David Fedele: If you are interested in the world that you live in, and care about the environment and the welfare of your fellow human beings, watch this film to see how we are creating an unsustainable future through corruption and greed, and destroying the culture and lives of indigenous communities in the process.
Logging ship at port. Photo by: David Fedele.
Loading logging truck. Photo by: David Fedele.
(06/28/2011) In a landmark court decision a judge has slapped a logging company with a nearly $100 million (K225.5 million) fine for large-scale illegal logging. Last week, Malaysian timber company, Concord Pacific, was sentenced to pay four forest tribes for environmental destruction in the first ruling of its kind for Papua New Guinea.
(05/06/2011) The government of Papua New Guinea yesterday suspended its controversial Special Agricultural and Business Leases program which has granted logging and plantation development concessions to mostly foreign corporations across 5.2 million hectares of community forest land, reports the Courier-Post
(04/19/2011) Forests spanning an area larger than Costa Rica—5.6 million hectares (13.8 million acres)—have been handed out by the Papua New Guinea government to foreign corporations, largely for logging. Granted under government agreements known as Special Agricultural and Business Leases (SABLs), the land leases circumvent the nation’s strong laws pertaining to communal land ownership. Now, the Association for Tropical Biology and Conservation (ATBC), the world’s largest professional society devoted to studying and conserving tropical forests, is urging the Papua New Guinea government to declare a moratorium on SABLs.
(03/23/2011) During a meeting in March 2011 twenty-six experts—from biologists to social scientists to NGO staff—crafted a statement calling on the Papua New Guinea government to stop granting Special Agricultural and Business Leases. According to the group, these leases, or SABLs as they are know, circumvent Papua New Guinea’s strong community land rights laws and imperil some of the world’s most intact rainforests.
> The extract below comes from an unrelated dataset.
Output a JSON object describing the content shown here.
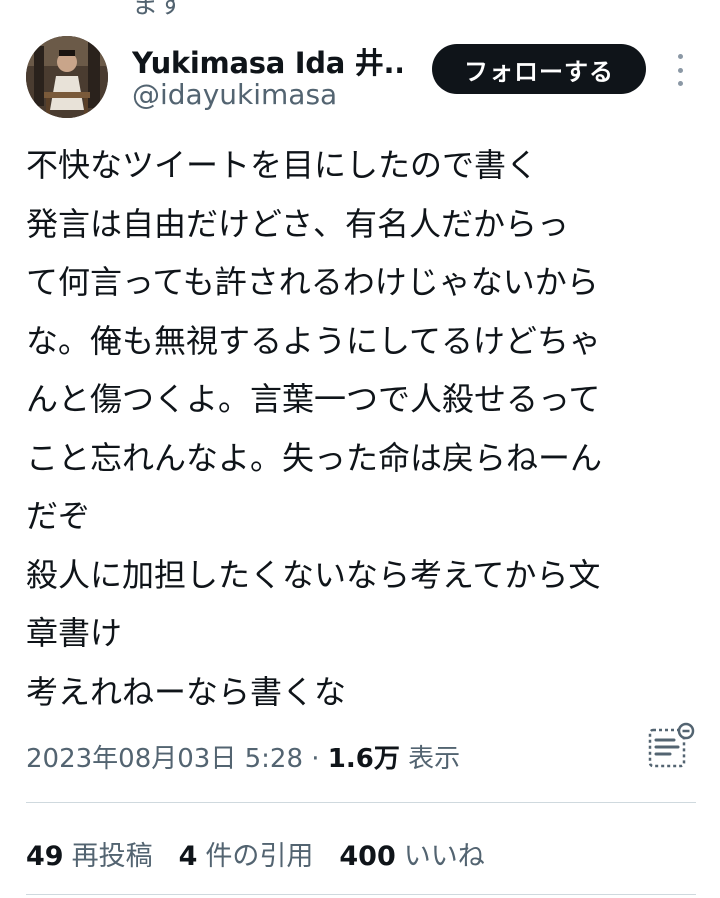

To date 5.6 million hectares (13.8 million acres) of forest have been leased under SABLs, an area larger than all of Costa Rica. “Papua New Guinea is among the most biologically and culturally diverse nations on Earth. [The country’s] remarkable diversity of cultural groups rely intimately on their traditional lands and forests in order to meet their needs for farming plots, forest goods, wild game, traditional and religious sites, and many other goods and services,” reads the statement, dubbed the Cairns Declaration. However, according to the declaration all of this is threatened by the Papua New Guinea government using SABLs to grant large sections of land without going through the proper channels.
(03/07/2011) Stopping logging for timber export and conversion of forest for oil palm plantations would cost Papua New Guinea roughly $2.8 billion dollars from 2012 to 2025, but would significantly reduce the country’s greenhouse gas emissions, according to a new analysis published by an economist from the University of Queensland.
(10/21/2010) A letter in Nature from seven top scientists warns that Papua New Guinea’s accessible forest will be lost or heavily logged in just ten to twenty years if swift action isn’t taken. A potent mix of poor governance, corruption, and corporate disregard is leading to the rapid loss of Papua New Guinea’s much-heralded rainforests, home to a vast array of species found no-where else in the world. “Papua New Guinea has some of the world’s most biologically and culturally rich forests, and they’re vanishing before our eyes,” author William Laurance of James Cook University in Cairns, Australia, said in a statement.
(06/30/2010) On May 28th the parliament in Papua New Guinea passed a sweeping amendment that protects resource corporations from any litigation related to environmental destruction, labor laws, and landowner abuse. All issues related to the environment would now be decided by the government with no possibility of later lawsuits. Uniquely in the world, over 90 percent of land in Papua New Guinea is owned by clan or communally, not be the government. However this